• 09:03
  • Sunday ,08 November 2009

The enemy of my enemy is my friend

By-Tom Trewinnard



Saturday ,07 November 2009

The enemy of my enemy is my friend

The enemy of my enemy is my friend. It’s a simplistic, often flawed, and yet pervasive ideology. To me, it seems the only logic – if such a word can be used – reasoning behind Morris Sadek’s argument in his latest blogumnist post here on Bikya Masr, where he outlines Jewish-Coptic common roots, and the official position of the National American Coptic Assembly on the Arab-Israeli conflict. It makes for grim reading.

The basis created by Sadek for his argument is that as Copts and Jews both lived before the advent of Islam (I’m hesitant to believe in the idyllic peace he portrays), everything started to go wrong when those pesky Muslims arrived on the scene.

What follows is the kind of pro-Zionist diatribe that a hardened settler in the West Bank would be proud to recite. Talk of Jewish sacred rights to land and cities runs alongside a general and malicious anti-Arab sentiment, resulting in the official position – yes, folks the official position – of the National American Coptic Assembly being that:

- Jews have a sacred right to the land of Israel, whilst Arabs living there represent an imminent danger to world peace and global security.

- Jerusalem can never be divided and must remain a Jewish capital.

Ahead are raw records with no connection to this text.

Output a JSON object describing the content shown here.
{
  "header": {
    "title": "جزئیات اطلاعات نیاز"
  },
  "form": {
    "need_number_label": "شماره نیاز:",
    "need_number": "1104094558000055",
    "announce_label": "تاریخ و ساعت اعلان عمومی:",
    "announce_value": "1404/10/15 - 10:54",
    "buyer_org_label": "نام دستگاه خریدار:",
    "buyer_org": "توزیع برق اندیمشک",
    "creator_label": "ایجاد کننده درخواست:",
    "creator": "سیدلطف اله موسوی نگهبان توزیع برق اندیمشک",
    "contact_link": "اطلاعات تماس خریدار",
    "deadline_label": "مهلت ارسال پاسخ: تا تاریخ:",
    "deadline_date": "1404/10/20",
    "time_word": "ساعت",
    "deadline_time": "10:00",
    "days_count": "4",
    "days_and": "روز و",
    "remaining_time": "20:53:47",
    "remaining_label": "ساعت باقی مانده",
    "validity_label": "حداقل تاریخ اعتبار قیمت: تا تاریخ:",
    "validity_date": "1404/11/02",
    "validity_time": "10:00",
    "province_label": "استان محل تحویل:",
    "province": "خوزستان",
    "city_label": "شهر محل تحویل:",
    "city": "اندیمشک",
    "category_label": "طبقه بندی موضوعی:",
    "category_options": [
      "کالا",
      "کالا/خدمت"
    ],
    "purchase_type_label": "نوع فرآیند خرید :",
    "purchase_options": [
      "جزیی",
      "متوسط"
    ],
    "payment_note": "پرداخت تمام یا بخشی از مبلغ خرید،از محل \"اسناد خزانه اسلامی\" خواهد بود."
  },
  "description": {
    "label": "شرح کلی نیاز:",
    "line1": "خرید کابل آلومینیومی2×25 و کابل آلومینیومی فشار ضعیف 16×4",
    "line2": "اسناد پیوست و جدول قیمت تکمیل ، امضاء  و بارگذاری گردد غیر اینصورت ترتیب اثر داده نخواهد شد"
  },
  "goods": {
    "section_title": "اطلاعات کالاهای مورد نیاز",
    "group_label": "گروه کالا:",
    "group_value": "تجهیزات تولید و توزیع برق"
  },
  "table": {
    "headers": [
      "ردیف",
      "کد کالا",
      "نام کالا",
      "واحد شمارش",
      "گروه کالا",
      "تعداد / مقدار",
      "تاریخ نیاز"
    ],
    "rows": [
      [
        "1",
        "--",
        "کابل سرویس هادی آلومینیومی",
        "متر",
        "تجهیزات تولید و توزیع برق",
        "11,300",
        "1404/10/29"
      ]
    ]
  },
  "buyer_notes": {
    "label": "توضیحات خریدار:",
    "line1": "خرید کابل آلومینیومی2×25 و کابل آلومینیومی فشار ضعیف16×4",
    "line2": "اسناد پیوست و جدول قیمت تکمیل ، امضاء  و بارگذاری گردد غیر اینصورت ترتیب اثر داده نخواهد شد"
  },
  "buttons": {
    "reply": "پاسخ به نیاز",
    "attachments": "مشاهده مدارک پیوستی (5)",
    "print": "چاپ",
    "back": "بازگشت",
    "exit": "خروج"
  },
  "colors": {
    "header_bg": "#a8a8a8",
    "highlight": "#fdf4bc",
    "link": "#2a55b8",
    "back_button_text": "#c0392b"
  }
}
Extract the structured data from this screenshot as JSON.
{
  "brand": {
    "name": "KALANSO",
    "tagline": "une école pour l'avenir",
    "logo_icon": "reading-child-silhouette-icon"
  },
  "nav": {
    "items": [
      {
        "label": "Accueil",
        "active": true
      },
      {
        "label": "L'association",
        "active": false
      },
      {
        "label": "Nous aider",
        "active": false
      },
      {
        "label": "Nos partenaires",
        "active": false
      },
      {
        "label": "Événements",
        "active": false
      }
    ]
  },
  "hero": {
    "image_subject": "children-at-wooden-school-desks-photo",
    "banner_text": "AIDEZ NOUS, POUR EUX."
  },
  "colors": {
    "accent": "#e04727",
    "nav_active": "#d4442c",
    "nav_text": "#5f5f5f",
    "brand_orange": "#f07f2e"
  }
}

- A Middle East peace treaty should include Jews and Christians giving up any claims to Mecca and Medina, presumably at the same time as Muslims (and Christians?) give up a claim to Jerusalem

“What about the Palestinians?” I hear you ask. Well, “their future lies with the Arab states of the region”, i.e. they should pack their bags and move to Jordan, Syria or wherever, or whomever, will take them (most probably not Egypt, incidentally).

This stance scarcely values comment. Quite simply, it is racist, ill-informed and unworkable.

What strikes me as most bizarre, however, is how far this view differs from those held by the Copts I know and have spoken to here in Egypt. Their sympathies tend to lie with Palestinian Christians suffering under Israeli occupation. Coptic leaders in Egypt, tend to swing in a completely different direction to Sadek, to the opposite and similarly flawed extreme – Baba Shenouda II even banned Copts from traveling to Israel, saying “who knows what ideas they will return with?” Why are the Copts abroad so out of touch with their spiritual leader?

Copts in Egypt suffer as victims of discrimination on a regular basis. Although their situation compares favorably to that of the Palestinians, they are treated badly as a religious minority in Egypt. The Copts abroad should be able, then, to find common ground with the Palestinian cause. They should empathize with the oppressed and the persecuted, rather than with the oppressor.